But Presidents do have their way. When Reagan sought to eradicate communism and overcome the Cuban-backed Sandinistas in Nicaragua, he circumvented congressional Democrats' restrictions on CIA and military operations, and engaged in a series of covert activities to raise funds for the Contras by selling arms to Iran. Profits from the sales were used to support the Contras until Reagan's people got caught, and the notorious Iran-Contra scandal ensued.
After 9/11, and before the Iraq War, Congress passed the Authorization for the Use of Military Force (AUMF), which gave the president the legal authority "to use all necessary and appropriate force against those nations, organizations, or persons he determines planned, authorized, committed, or aided the terrorist attacks that occurred on September 11, 2001, or harbored such organizations or persons..." Bush used the AUMF to justify his illegal torture program and wiretapping of American citizens, but more often, he invoked the "inherent powers" of his office to emphasize how his authority over matters of national security did not derive from Congress.
President Obama has doubled down on many of the Bush programs that presidential candidate Obama once derided as abuses of Executive power, including NSA surveillance programs, impingements on press freedoms, and the Patriot Act. He's continued "extraordinary rendition," and used the AUMF to carry out secret drone strikes, with his own, infamous "kill list," that's included U.S. citizens. A global network of U.S. Special Operations forces has allegedly deployed in over a hundred secret wars. And we are firmly back in Iraq, again for an unforeseeable future.
In the weeks to come, Americans will bear witness to congressional hearings and debates over presidential war powers. And despite the lack of proof that ISIS poses a direct threat to the homeland, we'll hear a lot of talk about emergent dangers and military necessity. What we won't hear, however, is real discussion of antiwar alternatives. Truth is, even when the president is not stretching his powers, and Congress, not ducking votes, Americans opposed to war have little representation among today's political leadership. Obama is not the anti-war president he promised to be. And no congressman wants to be the one who voted against a military action that could prevent another 9/11. Certainly the lobbyists from Boeing or Lockhead Martin will not oppose. After all, their stocks have been trading at all time highs since the airstrikes began.
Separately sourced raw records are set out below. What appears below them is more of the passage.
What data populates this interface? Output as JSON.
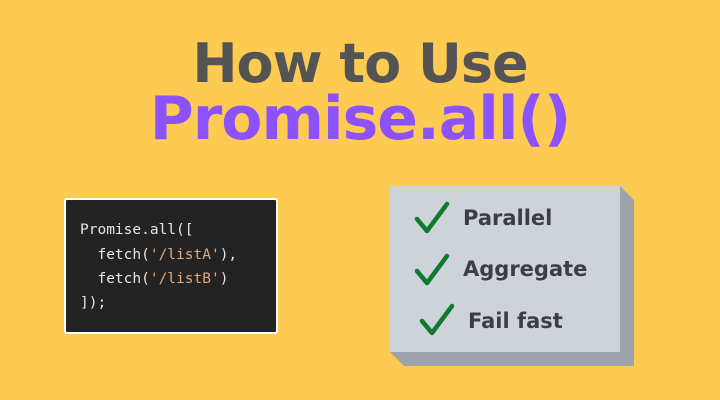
{
  "title": {
    "line1": "How to Use",
    "line2": "Promise.all()"
  },
  "colors": {
    "background": "#fdca52",
    "title_line1": "#545454",
    "title_line2": "#8c52ff",
    "code_background": "#232323",
    "code_text": "#e6e6e6",
    "code_string": "#e0a77b",
    "card_front": "#cdd3d8",
    "card_side": "#9ca3aa",
    "check": "#0f7a2e",
    "feature_text": "#3b3e44"
  },
  "code": {
    "lines": [
      [
        {
          "t": "Promise.all([",
          "k": "plain"
        }
      ],
      [
        {
          "t": "  fetch(",
          "k": "plain"
        },
        {
          "t": "'/listA'",
          "k": "str"
        },
        {
          "t": "),",
          "k": "plain"
        }
      ],
      [
        {
          "t": "  fetch(",
          "k": "plain"
        },
        {
          "t": "'/listB'",
          "k": "str"
        },
        {
          "t": ")",
          "k": "plain"
        }
      ],
      [
        {
          "t": "]);",
          "k": "plain"
        }
      ]
    ]
  },
  "features": {
    "icon": "checkmark-icon",
    "items": [
      "Parallel",
      "Aggregate",
      "Fail fast"
    ]
  }
}
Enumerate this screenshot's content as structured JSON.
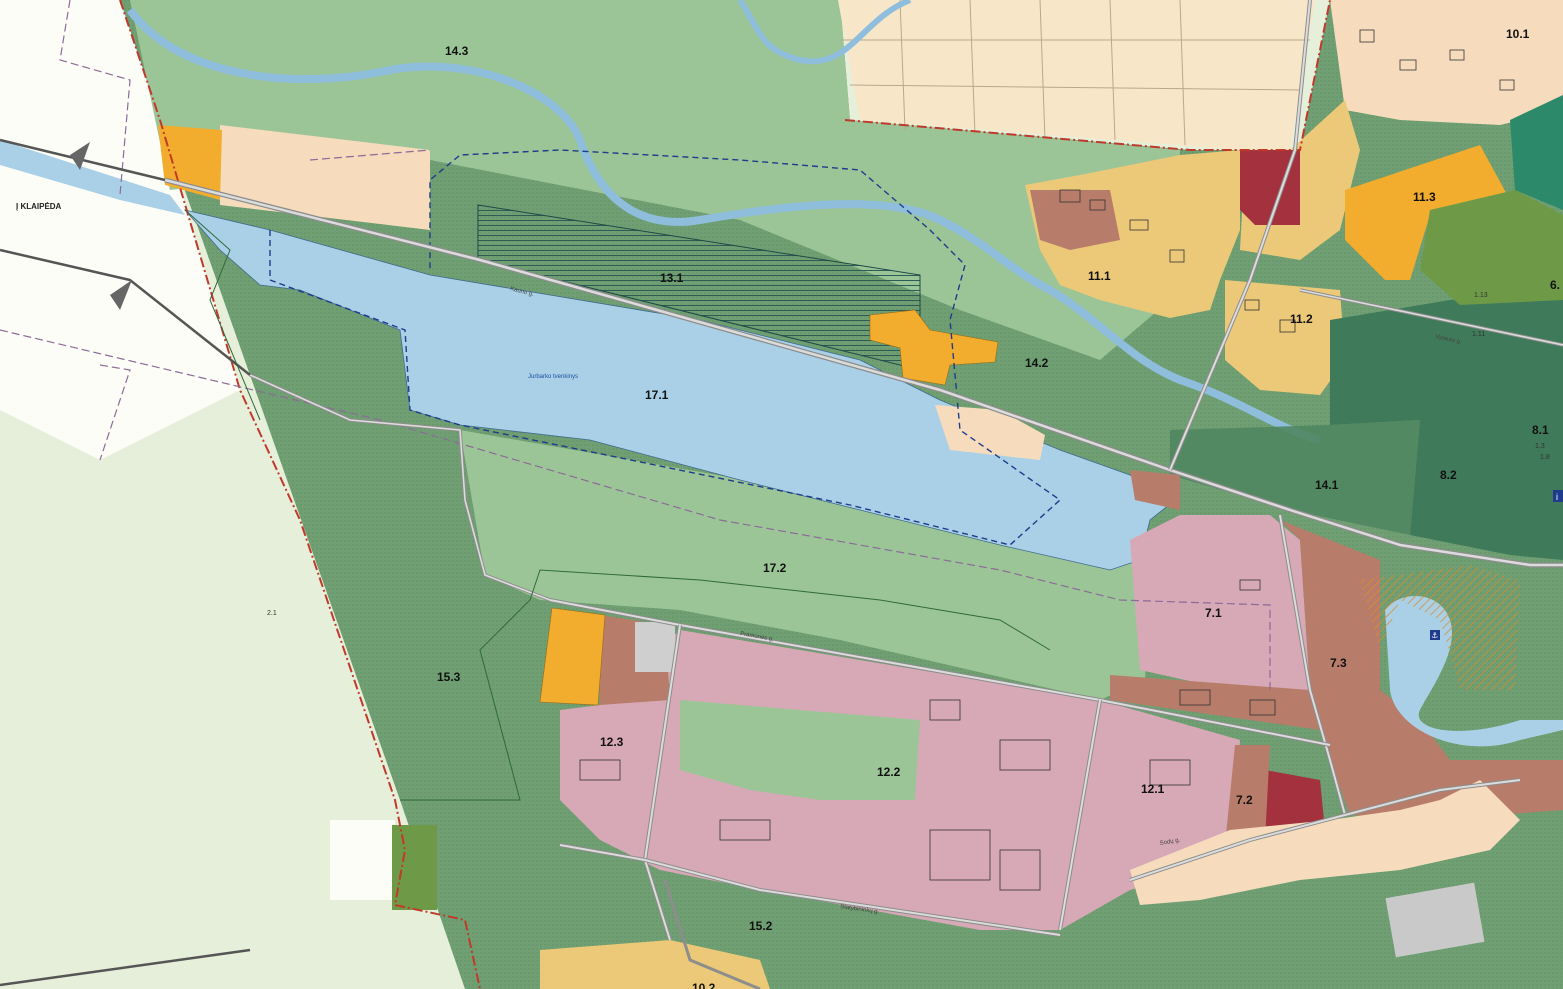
{
  "map": {
    "direction_label": "Į KLAIPĖDA",
    "water_body_name": "Jurbarko tvenkinys",
    "zones": [
      {
        "id": "14.3",
        "label": "14.3"
      },
      {
        "id": "13.1",
        "label": "13.1"
      },
      {
        "id": "17.1",
        "label": "17.1"
      },
      {
        "id": "14.2",
        "label": "14.2"
      },
      {
        "id": "11.1",
        "label": "11.1"
      },
      {
        "id": "11.2",
        "label": "11.2"
      },
      {
        "id": "11.3",
        "label": "11.3"
      },
      {
        "id": "10.1",
        "label": "10.1"
      },
      {
        "id": "14.1",
        "label": "14.1"
      },
      {
        "id": "8.1",
        "label": "8.1"
      },
      {
        "id": "8.2",
        "label": "8.2"
      },
      {
        "id": "17.2",
        "label": "17.2"
      },
      {
        "id": "7.1",
        "label": "7.1"
      },
      {
        "id": "7.3",
        "label": "7.3"
      },
      {
        "id": "7.2",
        "label": "7.2"
      },
      {
        "id": "15.3",
        "label": "15.3"
      },
      {
        "id": "12.3",
        "label": "12.3"
      },
      {
        "id": "12.2",
        "label": "12.2"
      },
      {
        "id": "12.1",
        "label": "12.1"
      },
      {
        "id": "15.2",
        "label": "15.2"
      },
      {
        "id": "2.1",
        "label": "2.1"
      },
      {
        "id": "6",
        "label": "6."
      },
      {
        "id": "10.2",
        "label": "10.2"
      }
    ],
    "minor_labels": [
      "1.13",
      "1.11",
      "1.3",
      "1.8"
    ],
    "street_labels": [
      "Kauno g.",
      "Pramonės g.",
      "Statybininkų g.",
      "Vytauto g.",
      "Sodų g."
    ],
    "colors": {
      "water": "#a9d0e6",
      "green_zone": "#9cc597",
      "forest_zone": "#76a878",
      "dark_forest": "#3f7b5a",
      "industrial": "#d7a8b6",
      "residential": "#ecc978",
      "commercial": "#f3ad2e",
      "mixed": "#b87d6a",
      "public": "#a3313e",
      "agricultural": "#f7e7c8",
      "outside": "#e6efd9",
      "boundary": "#c0392b"
    }
  }
}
In his landmark farewell address, George Washington stated that "Overgrown military establishments which, under any form of government, are inauspicious to liberty." He and the founders established a model of a standing army that would provide a foundation for an expanded military force in times of emergency, and recede in peacetime. Once the emergency was over, the country would demilitarize, and its soldiers return to civilian life.
This model prevailed until the Cold War, when the U.S. began maintaining a large peacetime military to combat the Red Menace. With a prevailing consensus among our political leaders that terrorism has become the new communism, by what means can Americans be free of the grip of militarism that Washington warned against?
Or, have we firmly entered an epoch of forever war, and Military Kings?